As a college senior taking six online classes and interning remotely, lately, I feel like my eyes are looking at a computer screen more than reality. While I sometimes feel like I’ve been experiencing Zoom fatigue for some time, these 5 tips have helped me stay motivated and connected.
Our homes have been transformed into our new gym, office, and classrooms. When there is no clear distinction between each of these environments, you may feel overwhelmed and stuck. According to Lifespeak, “when the sense of space has shifted, it affects your physical and emotional energy.”
Create a separate space where you work and a separate space for your leisurely activities, which might include doing yoga, crafting, or watching TV so your mind and body feel a sense of change. For example, I rearranged my room so that my desk and bed are on opposite sides, rather than right next to each other. This allows me to better transition from work to leisure mode and vice versa.
Remember, you don’t need to set up your desk in your bedroom. My housemates and I put a big table in our living room so we can study together. Get creative with your professional and personal space! Show us your space by posting a photo on your Instagram and tagging us at @AscentStudentLoans.
You may be spending a lot of time in the same (uncomfortable) position when taking online classes and working from home. Be sure to take breaks to help you reenergize and avoid Zoom fatigue. This doesn’t mean looking at your phone screen for ten minutes. A meaningful break will leave you feeling refreshed and motivated to continue your day strong. Try doing a quick exercise, stretching, or simply going on a walk to get your blood flowing. You’ll be surprised by how much this can enhance your mood.

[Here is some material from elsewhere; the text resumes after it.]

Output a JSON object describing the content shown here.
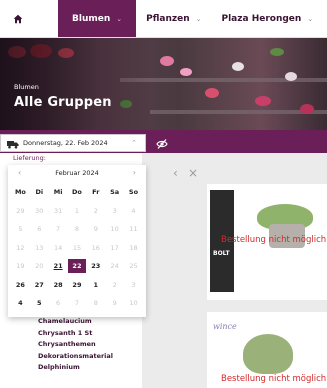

Between virtual meetings and classes, I like to stretch and do yoga to loosen my stiff body. I even like to walk into my housemates’ rooms to chat for some real social interaction during my day. It feels good to step away from my laptop and look at something (or someone) other than a screen.
We’ve all tried to multitask during meetings or classes. Don’t worry– you’re not the only one who scrolls through social media, checks emails, and online shops while on mute. It’s definitely tempting but try your best to stay focused during the meeting. Multitasking can “cost you as much as 40% of your productive time.”
Close all unnecessary tabs, put your phone away, and be present! Taking notes also helps you to stay engaged and retain more information.
According to Harvard Business Review, “Zoom fatigue stems from how we process information over video… having to engage in a “constant gaze” makes us uncomfortable — and tired. We’re all guilty of checking out someone’s background or glancing at ourselves more than the person talking. One way to combat the issue of constant gaze is by hiding your video on display. This will help you to really focus on the person talking, rather than how you look on camera.
Some professors record their class lectures, which means you can watch the recording on your own time. If you’re feeling extra drained, you could use your class time for some self-care. But be sure to catch up on your lectures later!
Remember, you’re not alone. Your friends and family may be feeling exhausted from working and taking classes virtually too. Give them a quick phone call during the day to check up on them. This gives you a nice break from school and work. Plus, you’ll be getting some valuable social interaction. Now more than ever, it’s important to check up on our loved ones. One phone call can make all the difference in your (or someone else’s) day.
We know this is a challenging time for so many people around the world. Take it easy on yourself as you adjust and adapt to a new daily routine.
For more tips on how to maintain your emotional, physical, and financial wellness from home, visit our blog below.